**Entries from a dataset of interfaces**
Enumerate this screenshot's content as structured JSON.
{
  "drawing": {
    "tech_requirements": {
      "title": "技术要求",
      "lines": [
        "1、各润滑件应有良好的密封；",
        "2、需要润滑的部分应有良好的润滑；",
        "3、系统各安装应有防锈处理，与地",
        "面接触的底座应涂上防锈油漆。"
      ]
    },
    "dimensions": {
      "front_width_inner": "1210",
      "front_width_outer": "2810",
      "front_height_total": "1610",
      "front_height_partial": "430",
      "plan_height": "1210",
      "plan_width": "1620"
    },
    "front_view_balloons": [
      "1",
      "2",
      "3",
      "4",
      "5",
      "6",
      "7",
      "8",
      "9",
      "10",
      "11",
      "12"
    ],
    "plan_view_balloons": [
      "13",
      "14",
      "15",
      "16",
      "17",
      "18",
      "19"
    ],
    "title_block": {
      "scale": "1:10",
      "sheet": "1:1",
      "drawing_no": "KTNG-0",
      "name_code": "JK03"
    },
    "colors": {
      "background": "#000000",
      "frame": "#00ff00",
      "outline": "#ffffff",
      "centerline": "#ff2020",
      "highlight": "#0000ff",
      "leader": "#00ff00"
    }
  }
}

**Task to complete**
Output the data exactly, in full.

**Output of the exercise**
Enumerate this screenshot's content as structured JSON.
{
  "drawing": {
    "tech_requirements": {
      "title": "技术要求",
      "lines": [
        "1、各润滑件应有良好的密封；",
        "2、需要润滑的部分应有良好的润滑；",
        "3、系统各安装应有防锈处理，与地",
        "面接触的底座应涂上防锈油漆。"
      ]
    },
    "dimensions": {
      "front_width_inner": "1210",
      "front_width_outer": "2810",
      "front_height_total": "1610",
      "front_height_partial": "430",
      "plan_height": "1210",
      "plan_width": "1620"
    },
    "front_view_balloons": [
      "1",
      "2",
      "3",
      "4",
      "5",
      "6",
      "7",
      "8",
      "9",
      "10",
      "11",
      "12"
    ],
    "plan_view_balloons": [
      "13",
      "14",
      "15",
      "16",
      "17",
      "18",
      "19"
    ],
    "title_block": {
      "scale": "1:10",
      "sheet": "1:1",
      "drawing_no": "KTNG-0",
      "name_code": "JK03"
    },
    "colors": {
      "background": "#000000",
      "frame": "#00ff00",
      "outline": "#ffffff",
      "centerline": "#ff2020",
      "highlight": "#0000ff",
      "leader": "#00ff00"
    }
  }
}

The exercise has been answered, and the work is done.